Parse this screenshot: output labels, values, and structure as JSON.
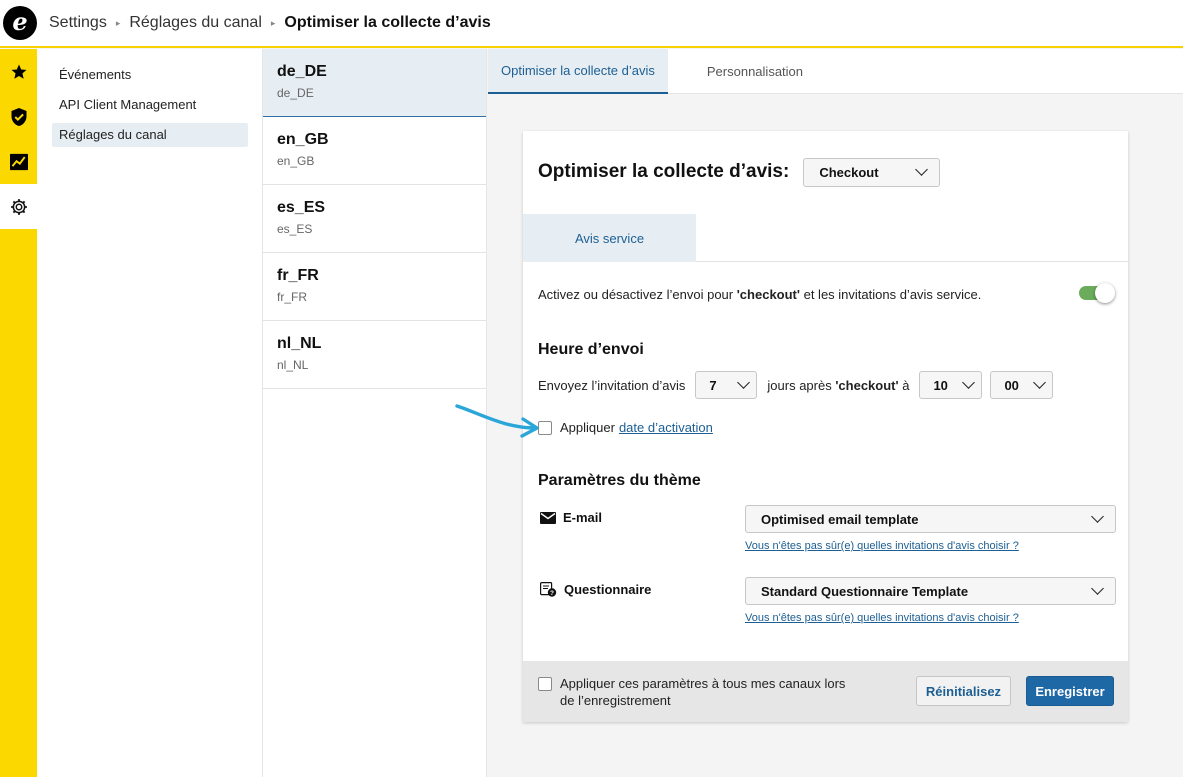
{
  "header": {
    "logo_letter": "e",
    "breadcrumb": [
      "Settings",
      "Réglages du canal",
      "Optimiser la collecte d’avis"
    ]
  },
  "rail": {
    "icons": [
      "star-icon",
      "shield-check-icon",
      "analytics-icon",
      "gear-icon"
    ],
    "active": "gear-icon",
    "color": "#fbd800"
  },
  "subnav": {
    "items": [
      "Événements",
      "API Client Management",
      "Réglages du canal"
    ],
    "active": "Réglages du canal"
  },
  "locales": [
    {
      "title": "de_DE",
      "sub": "de_DE"
    },
    {
      "title": "en_GB",
      "sub": "en_GB"
    },
    {
      "title": "es_ES",
      "sub": "es_ES"
    },
    {
      "title": "fr_FR",
      "sub": "fr_FR"
    },
    {
      "title": "nl_NL",
      "sub": "nl_NL"
    }
  ],
  "tabs": [
    "Optimiser la collecte d’avis",
    "Personnalisation"
  ],
  "card": {
    "title": "Optimiser la collecte d’avis:",
    "channel_select": "Checkout",
    "inner_tab": "Avis service",
    "toggle_text_before": "Activez ou désactivez l’envoi pour ",
    "toggle_text_bold": "'checkout'",
    "toggle_text_after": " et les invitations d’avis service.",
    "toggle_on": true,
    "send_time_title": "Heure d’envoi",
    "send_prefix": "Envoyez l’invitation d’avis",
    "days_value": "7",
    "send_middle_before": "jours après ",
    "send_middle_bold": "'checkout'",
    "send_middle_after": " à",
    "hour_value": "10",
    "minute_value": "00",
    "apply_label": "Appliquer",
    "apply_link": "date d’activation",
    "theme_title": "Paramètres du thème",
    "email_label": "E-mail",
    "email_select": "Optimised email template",
    "help_link": "Vous n'êtes pas sûr(e) quelles invitations d'avis choisir ?",
    "questionnaire_label": "Questionnaire",
    "questionnaire_select": "Standard Questionnaire Template",
    "footer_check": "Appliquer ces paramètres à tous mes canaux lors de l’enregistrement",
    "reset_button": "Réinitialisez",
    "save_button": "Enregistrer"
  },
  "colors": {
    "accent": "#1d5f93",
    "toggle": "#6aac5c",
    "arrow": "#2ba6d8"
  }
}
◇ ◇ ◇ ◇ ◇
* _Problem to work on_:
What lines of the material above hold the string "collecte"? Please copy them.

* _Exercise answer_:
      "Optimiser la collecte d’avis"
    "Optimiser la collecte d’avis",
    "title": "Optimiser la collecte d’avis:",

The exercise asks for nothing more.